● ASSIGNMENT
From the entries below, give the number of lines where the word "title" occurs, and nothing else.

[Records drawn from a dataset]
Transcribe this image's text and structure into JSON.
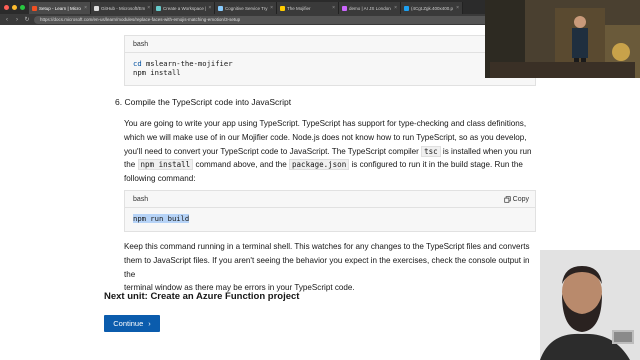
{
  "browser": {
    "tabs": [
      {
        "label": "Setup - Learn | Micro"
      },
      {
        "label": "GitHub - Microsoft/Em"
      },
      {
        "label": "Create a Workspace |"
      },
      {
        "label": "Cognitive Service Try"
      },
      {
        "label": "The Mojifier"
      },
      {
        "label": "demo | AI JS London"
      },
      {
        "label": "(4Cgt.Zgk.400x400.p"
      }
    ],
    "url": "https://docs.microsoft.com/en-us/learn/modules/replace-faces-with-emojis-matching-emotion/3-setup",
    "colors": {
      "chrome": "#2b2b2b",
      "close": "#ff5f57",
      "min": "#febc2e",
      "max": "#28c840"
    }
  },
  "codeblock1": {
    "lang": "bash",
    "lines": [
      {
        "keyword": "cd",
        "rest": " mslearn-the-mojifier"
      },
      {
        "keyword": "",
        "rest": "npm install"
      }
    ]
  },
  "step6": {
    "title": "6. Compile the TypeScript code into JavaScript",
    "para1": [
      "You are going to write your app using TypeScript. TypeScript has support for type-checking and class definitions,",
      "which we will make use of in our Mojifier code. Node.js does not know how to run TypeScript, so as you develop,",
      "you'll need to convert your TypeScript code to JavaScript. The TypeScript compiler",
      "is installed when you run",
      "the",
      "npm install",
      "command above, and the",
      "package.json",
      "is configured to run it in the build stage. Run the",
      "following command:"
    ],
    "tsc": "tsc"
  },
  "codeblock2": {
    "lang": "bash",
    "copy_label": "Copy",
    "line": "npm run build"
  },
  "para2": [
    "Keep this command running in a terminal shell. This watches for any changes to the TypeScript files and converts",
    "them to JavaScript files. If you aren't seeing the behavior you expect in the exercises, check the console output in the",
    "terminal window as there may be errors in your TypeScript code."
  ],
  "next_unit": "Next unit: Create an Azure Function project",
  "continue_label": "Continue",
  "icons": {
    "copy": "copy-icon",
    "chevron": "chevron-right-icon"
  }
}
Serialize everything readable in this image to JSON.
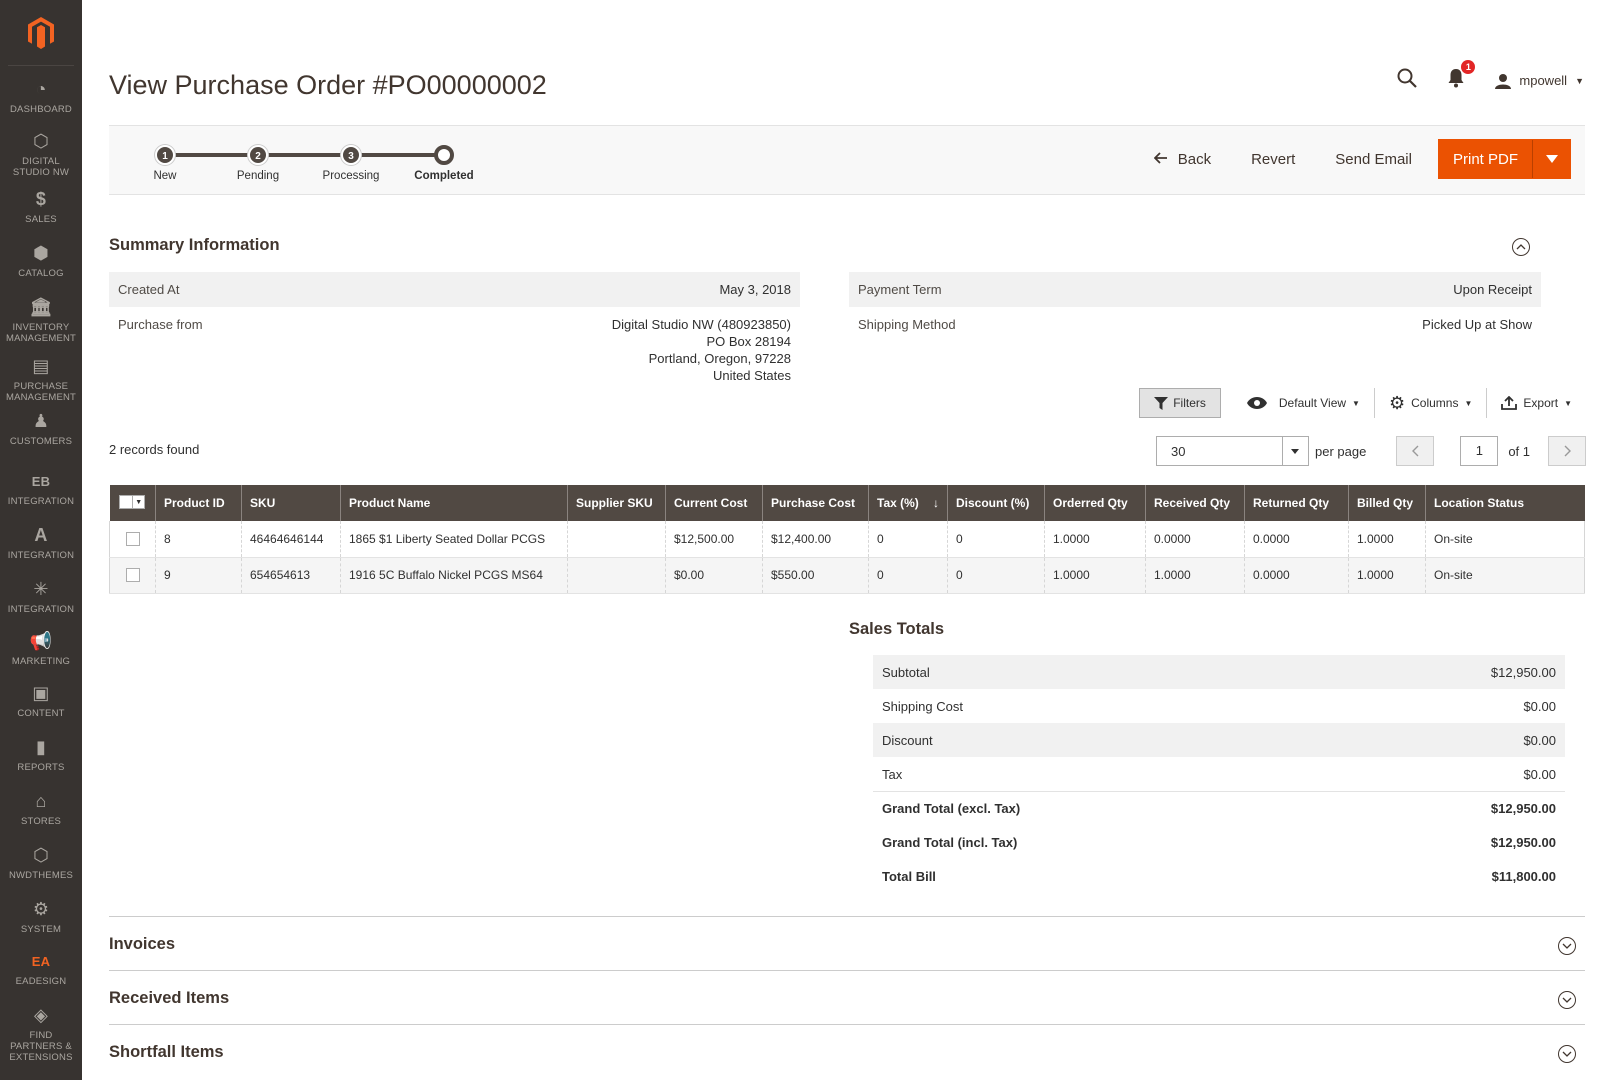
{
  "sidebar": {
    "items": [
      {
        "label": "DASHBOARD",
        "icon": "dashboard-icon"
      },
      {
        "label": "DIGITAL STUDIO NW",
        "icon": "hexagon-icon"
      },
      {
        "label": "SALES",
        "icon": "dollar-icon"
      },
      {
        "label": "CATALOG",
        "icon": "box-icon"
      },
      {
        "label": "INVENTORY MANAGEMENT",
        "icon": "bank-icon"
      },
      {
        "label": "PURCHASE MANAGEMENT",
        "icon": "document-icon"
      },
      {
        "label": "CUSTOMERS",
        "icon": "person-icon"
      },
      {
        "label": "INTEGRATION",
        "icon": "ebay-icon"
      },
      {
        "label": "INTEGRATION",
        "icon": "amazon-icon"
      },
      {
        "label": "INTEGRATION",
        "icon": "walmart-spark-icon"
      },
      {
        "label": "MARKETING",
        "icon": "megaphone-icon"
      },
      {
        "label": "CONTENT",
        "icon": "layout-icon"
      },
      {
        "label": "REPORTS",
        "icon": "bar-chart-icon"
      },
      {
        "label": "STORES",
        "icon": "store-icon"
      },
      {
        "label": "NWDTHEMES",
        "icon": "hexagon-icon"
      },
      {
        "label": "SYSTEM",
        "icon": "gear-icon"
      },
      {
        "label": "EADESIGN",
        "icon": "eadesign-logo-icon"
      },
      {
        "label": "FIND PARTNERS & EXTENSIONS",
        "icon": "cube-icon"
      }
    ]
  },
  "header": {
    "title": "View Purchase Order #PO00000002",
    "notification_count": "1",
    "username": "mpowell"
  },
  "status": {
    "steps": [
      {
        "num": "1",
        "label": "New"
      },
      {
        "num": "2",
        "label": "Pending"
      },
      {
        "num": "3",
        "label": "Processing"
      },
      {
        "num": "",
        "label": "Completed"
      }
    ]
  },
  "actions": {
    "back": "Back",
    "revert": "Revert",
    "send_email": "Send Email",
    "print_pdf": "Print PDF"
  },
  "summary": {
    "title": "Summary Information",
    "created_at_label": "Created At",
    "created_at": "May 3, 2018",
    "purchase_from_label": "Purchase from",
    "purchase_from": [
      "Digital Studio NW (480923850)",
      "PO Box 28194",
      "Portland, Oregon, 97228",
      "United States"
    ],
    "payment_term_label": "Payment Term",
    "payment_term": "Upon Receipt",
    "shipping_method_label": "Shipping Method",
    "shipping_method": "Picked Up at Show"
  },
  "grid": {
    "filters": "Filters",
    "view": "Default View",
    "columns": "Columns",
    "export": "Export",
    "records": "2 records found",
    "per_page_value": "30",
    "per_page_label": "per page",
    "page": "1",
    "of_pages": "of 1",
    "headers": [
      "Product ID",
      "SKU",
      "Product Name",
      "Supplier SKU",
      "Current Cost",
      "Purchase Cost",
      "Tax (%)",
      "Discount (%)",
      "Orderred Qty",
      "Received Qty",
      "Returned Qty",
      "Billed Qty",
      "Location Status"
    ],
    "rows": [
      [
        "8",
        "46464646144",
        "1865 $1 Liberty Seated Dollar PCGS",
        "",
        "$12,500.00",
        "$12,400.00",
        "0",
        "0",
        "1.0000",
        "0.0000",
        "0.0000",
        "1.0000",
        "On-site"
      ],
      [
        "9",
        "654654613",
        "1916 5C Buffalo Nickel PCGS MS64",
        "",
        "$0.00",
        "$550.00",
        "0",
        "0",
        "1.0000",
        "1.0000",
        "0.0000",
        "1.0000",
        "On-site"
      ]
    ]
  },
  "totals": {
    "title": "Sales Totals",
    "rows": [
      {
        "label": "Subtotal",
        "value": "$12,950.00"
      },
      {
        "label": "Shipping Cost",
        "value": "$0.00"
      },
      {
        "label": "Discount",
        "value": "$0.00"
      },
      {
        "label": "Tax",
        "value": "$0.00"
      },
      {
        "label": "Grand Total (excl. Tax)",
        "value": "$12,950.00"
      },
      {
        "label": "Grand Total (incl. Tax)",
        "value": "$12,950.00"
      },
      {
        "label": "Total Bill",
        "value": "$11,800.00"
      }
    ]
  },
  "sections": {
    "invoices": "Invoices",
    "received_items": "Received Items",
    "shortfall_items": "Shortfall Items"
  },
  "colors": {
    "sidebar_bg": "#373330",
    "accent": "#eb5202",
    "grid_header": "#514943"
  }
}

● SOLUTION TO THIS EXERCISE
4